Moreover, your particularly strong rejection of any sacrament (not mind you your affirmation of justification by faith alone, something Lutherans believe, nor of grace alone, something every Christian (save Pelagius) has throughout time affirmed) is very strongly linked to your understanding of the cross, which is directly linked to your understanding of governance. I cannot claim that the Cross is Christ's giving Himself--body and soul--wholly to us because the cross is the wrath of God satisfied. I cannot say the Christian Life is by nature corporate (though the Bible seems to suggest it is--it's not you nor I, but the Church who is the Fullness of Him Who fills all and is in all, individually we are but, to use St. Paul's analogy, bricks in the temple). For the Cross is our individual reconciliation to God's governance. You can say you don't believe in authority, but you have built your whole philosophy on authority--an authority, even an argument you reject in other circumstances--and likewise you condemn as heretical positions you do not understand, nor have really ever tried to understand, based cheifly on that appeal to authority.

The Oracle said...

I was just sayin'... oh, nevermind.

Tiffany said...

I know nothing of Pelagius other than what I read here. And forgive Matthew, could not make it through your commentary. But give hearty Amen to the possibility of holiness in the Christian life. And if that is semi-pelagian, then let us all be more so.

Matthew N. Petersen said...

I suppose perhaps that last post was too argumentative and not so much on the topic of the post.

But it seems you should have an initial dislike of Pelagius. He was charged with teaching that salvation is not by grace alone. Even in the quote you give, he denies grace alone. "he could by his own labour and God's grace be without sin."

Augustine was defending your cherished doctrine of grace alone. Pelagius was denying it. He and Augustine agreed that we are actually saved, and actually made holy.
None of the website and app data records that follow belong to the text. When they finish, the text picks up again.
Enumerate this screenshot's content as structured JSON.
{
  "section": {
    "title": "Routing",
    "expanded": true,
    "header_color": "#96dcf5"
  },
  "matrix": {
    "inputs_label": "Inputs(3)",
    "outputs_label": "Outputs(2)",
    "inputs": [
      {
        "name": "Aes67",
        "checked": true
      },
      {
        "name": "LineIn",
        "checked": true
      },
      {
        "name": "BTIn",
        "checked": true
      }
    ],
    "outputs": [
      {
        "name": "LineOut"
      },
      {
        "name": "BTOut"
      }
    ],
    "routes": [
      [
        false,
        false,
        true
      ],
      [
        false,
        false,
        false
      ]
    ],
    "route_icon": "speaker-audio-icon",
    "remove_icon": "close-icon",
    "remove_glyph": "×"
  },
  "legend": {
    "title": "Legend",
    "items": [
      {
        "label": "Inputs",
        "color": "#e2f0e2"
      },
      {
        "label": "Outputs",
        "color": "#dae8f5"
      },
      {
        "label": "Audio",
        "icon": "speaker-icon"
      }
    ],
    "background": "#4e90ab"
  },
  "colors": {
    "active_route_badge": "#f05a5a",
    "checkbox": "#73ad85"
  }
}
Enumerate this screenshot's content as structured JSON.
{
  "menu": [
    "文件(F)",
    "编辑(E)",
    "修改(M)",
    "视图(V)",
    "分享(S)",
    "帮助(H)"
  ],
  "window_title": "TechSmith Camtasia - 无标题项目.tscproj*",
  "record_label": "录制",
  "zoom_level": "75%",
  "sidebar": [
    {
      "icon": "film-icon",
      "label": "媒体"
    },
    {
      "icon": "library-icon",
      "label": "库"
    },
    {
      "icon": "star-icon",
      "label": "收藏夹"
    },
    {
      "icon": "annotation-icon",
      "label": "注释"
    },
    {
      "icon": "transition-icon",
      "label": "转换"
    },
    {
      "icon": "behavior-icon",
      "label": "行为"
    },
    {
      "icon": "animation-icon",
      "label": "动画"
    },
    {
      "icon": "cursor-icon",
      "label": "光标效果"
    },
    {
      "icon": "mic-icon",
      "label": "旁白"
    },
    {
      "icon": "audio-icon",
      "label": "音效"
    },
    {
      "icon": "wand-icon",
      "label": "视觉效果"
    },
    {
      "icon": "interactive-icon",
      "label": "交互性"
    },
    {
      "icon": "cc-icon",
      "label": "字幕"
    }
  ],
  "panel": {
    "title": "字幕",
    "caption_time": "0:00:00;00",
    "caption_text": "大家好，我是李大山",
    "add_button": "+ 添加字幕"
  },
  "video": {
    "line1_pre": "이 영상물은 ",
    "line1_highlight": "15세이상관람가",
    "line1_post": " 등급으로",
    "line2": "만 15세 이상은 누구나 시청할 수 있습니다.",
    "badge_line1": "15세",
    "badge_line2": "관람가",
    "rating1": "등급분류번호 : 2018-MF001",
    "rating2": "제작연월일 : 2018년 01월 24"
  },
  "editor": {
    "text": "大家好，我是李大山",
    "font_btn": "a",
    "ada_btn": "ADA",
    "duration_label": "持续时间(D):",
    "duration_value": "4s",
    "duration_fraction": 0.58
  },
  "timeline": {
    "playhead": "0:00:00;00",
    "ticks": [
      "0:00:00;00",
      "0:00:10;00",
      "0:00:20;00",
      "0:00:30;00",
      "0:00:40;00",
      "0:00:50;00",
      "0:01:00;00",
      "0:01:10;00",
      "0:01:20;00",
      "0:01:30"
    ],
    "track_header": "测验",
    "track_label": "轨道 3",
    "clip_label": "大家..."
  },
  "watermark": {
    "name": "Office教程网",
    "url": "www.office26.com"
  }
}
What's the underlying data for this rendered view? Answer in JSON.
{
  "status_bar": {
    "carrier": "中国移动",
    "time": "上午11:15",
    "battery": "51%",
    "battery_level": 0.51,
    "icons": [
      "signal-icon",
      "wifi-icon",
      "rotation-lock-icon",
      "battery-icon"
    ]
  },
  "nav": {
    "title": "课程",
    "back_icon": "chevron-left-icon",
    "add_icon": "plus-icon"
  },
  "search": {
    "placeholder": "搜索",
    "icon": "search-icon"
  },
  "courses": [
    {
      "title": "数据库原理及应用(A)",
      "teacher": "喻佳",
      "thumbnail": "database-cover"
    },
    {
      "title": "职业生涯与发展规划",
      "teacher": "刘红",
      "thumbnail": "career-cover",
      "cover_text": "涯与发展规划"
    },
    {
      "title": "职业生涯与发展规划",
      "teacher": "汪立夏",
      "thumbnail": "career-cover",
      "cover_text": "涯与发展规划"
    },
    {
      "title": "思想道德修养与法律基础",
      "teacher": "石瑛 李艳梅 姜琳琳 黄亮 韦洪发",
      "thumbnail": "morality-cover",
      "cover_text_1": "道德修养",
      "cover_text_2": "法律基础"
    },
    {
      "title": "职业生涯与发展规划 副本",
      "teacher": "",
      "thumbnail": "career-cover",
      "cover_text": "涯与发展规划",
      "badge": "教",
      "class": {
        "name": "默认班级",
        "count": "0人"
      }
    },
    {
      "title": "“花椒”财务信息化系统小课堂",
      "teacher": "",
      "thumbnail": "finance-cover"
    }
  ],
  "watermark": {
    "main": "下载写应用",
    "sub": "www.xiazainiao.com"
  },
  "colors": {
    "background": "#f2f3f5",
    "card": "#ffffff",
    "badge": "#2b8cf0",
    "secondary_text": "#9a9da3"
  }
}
They disagreed over whether we were made holy by grace.

Tiffany said...

Matthew, like I said, I know nothing of Pelagius except this post, but my initial thought to your object is
Phil 2:12-13, "Wherefore, my beloved, as ye have always obeyed, not as in my presence only, but now much more in my absence, work out your own salvation with fear and trembling. For it is God which worketh in you both to will and to do of [his] good pleasure."

It seems that the grace of God and the labor of the individual are not two opposites on the spectrum. Perhaps though I am misunderstanding your objection based upon my limited knowledge of the position being debated. If so, please feel free to ignore me and I shall go back to being barefoot in the kitchen. :)

Matthew N. Petersen said...

Tiffany,

You're right, there is some way that salvation is from us. And as a great Augustinian pointed out, the Bible says "Turn to God, and He will turn to you" and it is silly to encourage us to do something we cannot do.

But, for the orthodox, part of actually being holy would be being free. Thus the council that condemned semi-Pelagianism said that being joined to Christ is the only remedy for an enslaved will. Perhaps Pelagius was not understood by his contemporaries, but to them it seemed he was saying we can make a beginning of good works, and God finishes up what is lacking. Again, perhaps they misunderstood him, but they were arguing for justification by grace. Their difference with Pelagius (or with what the associated with Pelagius) was not over the existence of holiness; but about "by grace."

Jesse Broussard said...

Mr. Wilson, I was curious about a few things, and please--I do not desire to be impudent or argumentative, but rather I desire to achieve clarity.

First, without original sin, what was the purpose of Christ's death? Merely an example?

And secondly, do you hold to the infallibility of Scripture?

Finally, are you related to Mr. Douglas Wilson?

Thank you for your response.

In Him,
J. Broussard
jessebroussard@mac.com